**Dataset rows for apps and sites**
--------------------

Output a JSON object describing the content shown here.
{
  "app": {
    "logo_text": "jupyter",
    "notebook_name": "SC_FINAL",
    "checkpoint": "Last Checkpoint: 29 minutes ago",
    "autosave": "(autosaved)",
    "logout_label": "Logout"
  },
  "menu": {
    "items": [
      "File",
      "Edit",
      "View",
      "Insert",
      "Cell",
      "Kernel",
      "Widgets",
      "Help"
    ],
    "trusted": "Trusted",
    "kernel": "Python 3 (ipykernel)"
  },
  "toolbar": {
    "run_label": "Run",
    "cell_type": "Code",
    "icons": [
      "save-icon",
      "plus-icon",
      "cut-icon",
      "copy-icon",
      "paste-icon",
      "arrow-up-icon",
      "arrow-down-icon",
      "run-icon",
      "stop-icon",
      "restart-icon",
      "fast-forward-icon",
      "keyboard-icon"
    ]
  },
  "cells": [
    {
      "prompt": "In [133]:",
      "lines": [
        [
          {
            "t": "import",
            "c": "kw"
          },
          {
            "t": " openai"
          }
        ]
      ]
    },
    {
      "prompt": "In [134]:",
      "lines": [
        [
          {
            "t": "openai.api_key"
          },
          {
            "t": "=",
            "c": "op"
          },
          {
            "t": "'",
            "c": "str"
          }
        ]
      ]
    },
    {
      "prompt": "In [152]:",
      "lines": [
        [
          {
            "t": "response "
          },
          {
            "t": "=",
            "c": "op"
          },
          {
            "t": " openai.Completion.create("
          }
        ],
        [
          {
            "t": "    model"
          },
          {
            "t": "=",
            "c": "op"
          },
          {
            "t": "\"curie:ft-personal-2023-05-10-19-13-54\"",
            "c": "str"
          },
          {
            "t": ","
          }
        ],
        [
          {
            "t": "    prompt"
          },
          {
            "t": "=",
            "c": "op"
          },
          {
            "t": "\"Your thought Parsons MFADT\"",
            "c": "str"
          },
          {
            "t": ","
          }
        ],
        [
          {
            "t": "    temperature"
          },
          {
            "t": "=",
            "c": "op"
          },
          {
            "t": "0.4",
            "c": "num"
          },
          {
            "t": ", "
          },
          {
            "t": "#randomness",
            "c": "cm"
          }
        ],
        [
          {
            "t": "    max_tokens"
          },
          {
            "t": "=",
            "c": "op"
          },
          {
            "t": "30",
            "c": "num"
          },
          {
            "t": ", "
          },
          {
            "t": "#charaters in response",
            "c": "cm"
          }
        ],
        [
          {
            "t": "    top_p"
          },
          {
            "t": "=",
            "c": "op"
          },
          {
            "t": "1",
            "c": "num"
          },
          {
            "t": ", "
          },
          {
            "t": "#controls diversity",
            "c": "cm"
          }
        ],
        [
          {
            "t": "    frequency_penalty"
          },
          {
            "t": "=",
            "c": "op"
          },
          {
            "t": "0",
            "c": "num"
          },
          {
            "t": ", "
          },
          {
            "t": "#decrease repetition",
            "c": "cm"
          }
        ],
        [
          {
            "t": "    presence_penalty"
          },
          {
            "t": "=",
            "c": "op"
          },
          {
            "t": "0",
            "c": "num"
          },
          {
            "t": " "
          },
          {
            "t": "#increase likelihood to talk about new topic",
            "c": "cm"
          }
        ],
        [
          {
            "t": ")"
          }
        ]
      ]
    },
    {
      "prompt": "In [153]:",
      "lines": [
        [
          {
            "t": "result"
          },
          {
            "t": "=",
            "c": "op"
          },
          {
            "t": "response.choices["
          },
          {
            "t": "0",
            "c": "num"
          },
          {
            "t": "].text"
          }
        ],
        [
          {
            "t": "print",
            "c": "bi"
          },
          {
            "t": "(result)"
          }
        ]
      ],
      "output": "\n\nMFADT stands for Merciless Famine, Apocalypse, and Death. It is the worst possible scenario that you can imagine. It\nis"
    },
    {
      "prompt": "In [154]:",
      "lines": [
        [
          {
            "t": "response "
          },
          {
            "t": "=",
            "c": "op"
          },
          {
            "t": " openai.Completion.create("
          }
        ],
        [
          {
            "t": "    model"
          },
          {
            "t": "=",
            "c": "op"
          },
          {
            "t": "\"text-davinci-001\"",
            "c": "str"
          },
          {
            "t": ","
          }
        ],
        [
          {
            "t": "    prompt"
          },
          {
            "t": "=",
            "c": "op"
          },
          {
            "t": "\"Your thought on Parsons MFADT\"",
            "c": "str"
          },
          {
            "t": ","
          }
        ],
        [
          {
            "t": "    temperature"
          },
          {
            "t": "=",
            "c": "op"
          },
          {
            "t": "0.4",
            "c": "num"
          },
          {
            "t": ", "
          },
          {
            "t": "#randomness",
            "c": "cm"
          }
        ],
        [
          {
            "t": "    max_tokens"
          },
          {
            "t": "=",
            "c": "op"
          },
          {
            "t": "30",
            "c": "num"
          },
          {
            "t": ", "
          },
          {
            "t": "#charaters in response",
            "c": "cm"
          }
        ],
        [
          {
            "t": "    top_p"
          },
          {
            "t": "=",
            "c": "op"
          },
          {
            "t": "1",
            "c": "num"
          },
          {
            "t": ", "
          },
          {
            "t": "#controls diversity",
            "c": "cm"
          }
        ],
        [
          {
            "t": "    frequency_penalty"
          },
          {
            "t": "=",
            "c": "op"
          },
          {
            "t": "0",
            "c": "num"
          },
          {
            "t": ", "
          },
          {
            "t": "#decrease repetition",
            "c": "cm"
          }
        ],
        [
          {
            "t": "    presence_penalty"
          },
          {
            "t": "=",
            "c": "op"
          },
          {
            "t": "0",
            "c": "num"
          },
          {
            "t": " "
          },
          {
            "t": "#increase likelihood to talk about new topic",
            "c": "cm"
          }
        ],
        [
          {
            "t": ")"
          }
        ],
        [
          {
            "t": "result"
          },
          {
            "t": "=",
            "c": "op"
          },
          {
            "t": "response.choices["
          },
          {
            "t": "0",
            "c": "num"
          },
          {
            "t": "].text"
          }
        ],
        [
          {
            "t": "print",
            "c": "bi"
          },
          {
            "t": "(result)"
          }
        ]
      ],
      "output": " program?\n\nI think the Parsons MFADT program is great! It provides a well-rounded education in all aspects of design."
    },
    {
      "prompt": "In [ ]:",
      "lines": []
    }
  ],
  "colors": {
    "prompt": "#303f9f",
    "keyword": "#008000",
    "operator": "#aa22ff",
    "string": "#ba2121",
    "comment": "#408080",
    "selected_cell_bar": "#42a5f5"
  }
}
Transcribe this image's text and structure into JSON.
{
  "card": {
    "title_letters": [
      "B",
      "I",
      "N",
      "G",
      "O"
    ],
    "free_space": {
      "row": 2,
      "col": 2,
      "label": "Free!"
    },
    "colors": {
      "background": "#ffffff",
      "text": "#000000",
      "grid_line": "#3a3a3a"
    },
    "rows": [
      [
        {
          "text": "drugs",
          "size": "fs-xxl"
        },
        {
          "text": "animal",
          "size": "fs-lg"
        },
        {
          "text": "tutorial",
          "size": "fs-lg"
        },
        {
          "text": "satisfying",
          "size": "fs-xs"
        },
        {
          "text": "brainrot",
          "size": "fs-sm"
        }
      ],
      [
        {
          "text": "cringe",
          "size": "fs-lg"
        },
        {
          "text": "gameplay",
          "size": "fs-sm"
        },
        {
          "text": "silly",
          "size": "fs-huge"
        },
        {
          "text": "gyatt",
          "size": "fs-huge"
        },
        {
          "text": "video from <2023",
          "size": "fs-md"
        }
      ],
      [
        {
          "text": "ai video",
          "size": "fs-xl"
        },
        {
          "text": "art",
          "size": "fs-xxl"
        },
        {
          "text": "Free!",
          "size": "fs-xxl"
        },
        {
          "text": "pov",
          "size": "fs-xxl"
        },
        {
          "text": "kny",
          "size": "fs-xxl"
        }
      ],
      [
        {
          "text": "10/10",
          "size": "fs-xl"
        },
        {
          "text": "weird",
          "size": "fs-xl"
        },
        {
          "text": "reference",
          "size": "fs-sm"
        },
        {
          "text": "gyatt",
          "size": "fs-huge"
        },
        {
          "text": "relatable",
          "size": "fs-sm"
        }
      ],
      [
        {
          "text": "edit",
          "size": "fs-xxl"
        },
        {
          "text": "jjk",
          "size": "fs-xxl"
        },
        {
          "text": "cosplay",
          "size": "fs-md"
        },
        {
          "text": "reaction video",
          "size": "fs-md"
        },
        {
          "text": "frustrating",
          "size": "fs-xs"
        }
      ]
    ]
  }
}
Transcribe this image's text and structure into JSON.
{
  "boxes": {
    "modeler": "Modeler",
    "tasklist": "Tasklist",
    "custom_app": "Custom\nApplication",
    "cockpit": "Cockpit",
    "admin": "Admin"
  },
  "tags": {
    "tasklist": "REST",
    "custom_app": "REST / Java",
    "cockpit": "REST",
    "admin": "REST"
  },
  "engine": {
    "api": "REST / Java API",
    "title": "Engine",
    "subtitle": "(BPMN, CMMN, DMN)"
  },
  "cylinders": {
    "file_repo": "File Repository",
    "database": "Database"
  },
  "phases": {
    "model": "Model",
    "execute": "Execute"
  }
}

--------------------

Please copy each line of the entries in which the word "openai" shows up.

**FINAL ANSWER**
            "t": " openai"
            "t": "openai.api_key"
            "t": " openai.Completion.create("
            "t": " openai.Completion.create("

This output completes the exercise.